Places where certain coffees are grown will change but climate change won’t stop coffee from being grown, says one roaster. David Gray Reuters
Cape Town - Climate change has the potential to alter the way coffee is produced, change the price and even the quality of the bean.

South Africa’s coffee industry is small with just seven coffee farms located in the country. None are in the Western Cape but coffee culture has exploded in Cape Town in recent years with boutique cafes springing up across the city, selling their brews at premium prices.

According to the scientific journal Climatic Change, half of the land used to produce high-quality coffee could be unproductive by 2050.

Bean There coffee founder Jonathan Robinson said personal relationships with coffee growers were necessary to maintain a sustainable coffee industry.

“Ensuring the sustainability of the coffee industry requires coffee companies to form direct relationships with their growers.

“Farmer education, more sustainable techniques and technologies as well as ongoing research are needed in order to support coffee farmer economies,” he said.

Bean There became one of the first coffee roasters in South Africa to be certified by Fairtrade.

The Fairtrade label was established to serve the interests and rights of farmers, workers and producers. Paying fair prices motivates farmers to grow their businesses and innovate how and where they grow their crop.

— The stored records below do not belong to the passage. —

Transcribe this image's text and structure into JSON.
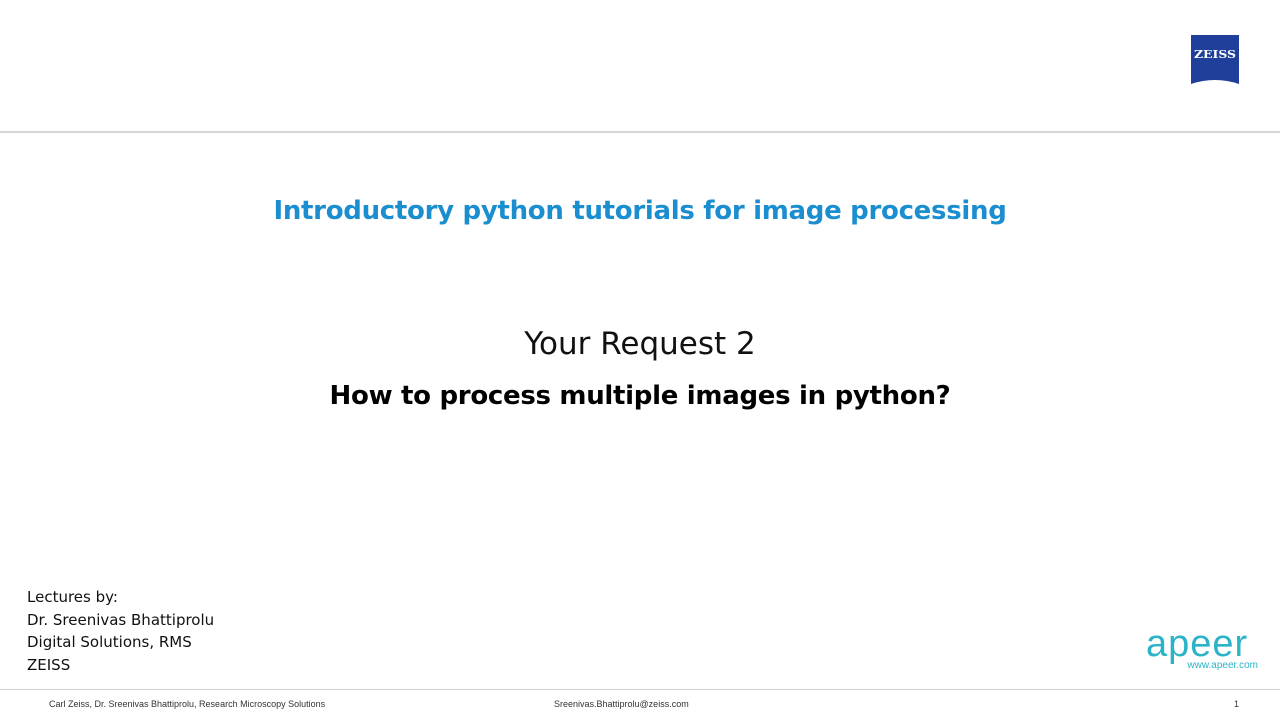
{
  "logo": {
    "brand_text": "ZEISS",
    "brand_color": "#1f3f9a"
  },
  "title": "Introductory python tutorials for image processing",
  "request": "Your Request 2",
  "question": "How to process multiple images in python?",
  "lecturer": {
    "lines": [
      "Lectures by:",
      "Dr. Sreenivas Bhattiprolu",
      "Digital Solutions, RMS",
      "ZEISS"
    ]
  },
  "apeer": {
    "wordmark": "apeer",
    "url": "www.apeer.com",
    "color": "#2bb3c8"
  },
  "footer": {
    "left": "Carl Zeiss, Dr. Sreenivas Bhattiprolu, Research Microscopy Solutions",
    "center": "Sreenivas.Bhattiprolu@zeiss.com",
    "page": "1"
  },
  "colors": {
    "title": "#1b8ed0",
    "rule": "#d6d6d6"
  }
}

“We pay consistent, fair prices for our beans and we conduct regular trips to meet with, receive feedback from and support training programmes for growers in the co-ops we purchase from,” said Robinson.

David Donde from Truth Coffee Roasting said he saw no value in the Fairtrade label.

“We have hundreds of bags here and no one knows the labels on them. If you have farmer A that gets certification and farmer B that doesn’t, but the quality is the same, then who benefits?”

He adds: “You don’t need a certification because if you’re ethical it doesn’t matter. Fairtrade works for those that are in the system and does a lot of good, but for those out of the system there’s no value.”

Donde said climate change was constant and change in coffee produce was inevitable.

“The places where certain coffees are grown will change and this will cause migration of farmers, but climate change won’t stop coffee from being grown,” he said.

Truth Coffee Roasting was named as the best coffee shop in the world by the UK’s Daily Telegraph.

Donde said it was a challenge to find people who were truly passionate about coffee, and being located in the southern tip of Africa was difficult while bureaucratic red tape remained a stumbling block.

“We’ve been doing it successfully for 13 years. Africa not only produces the finest-quality coffee beans with the best aroma and taste, it is also a continent rich in innovative ideas that support the environment and make coffee production sustainable and affordable for producers, distributors and consumers,” he said.

IWeekend Argus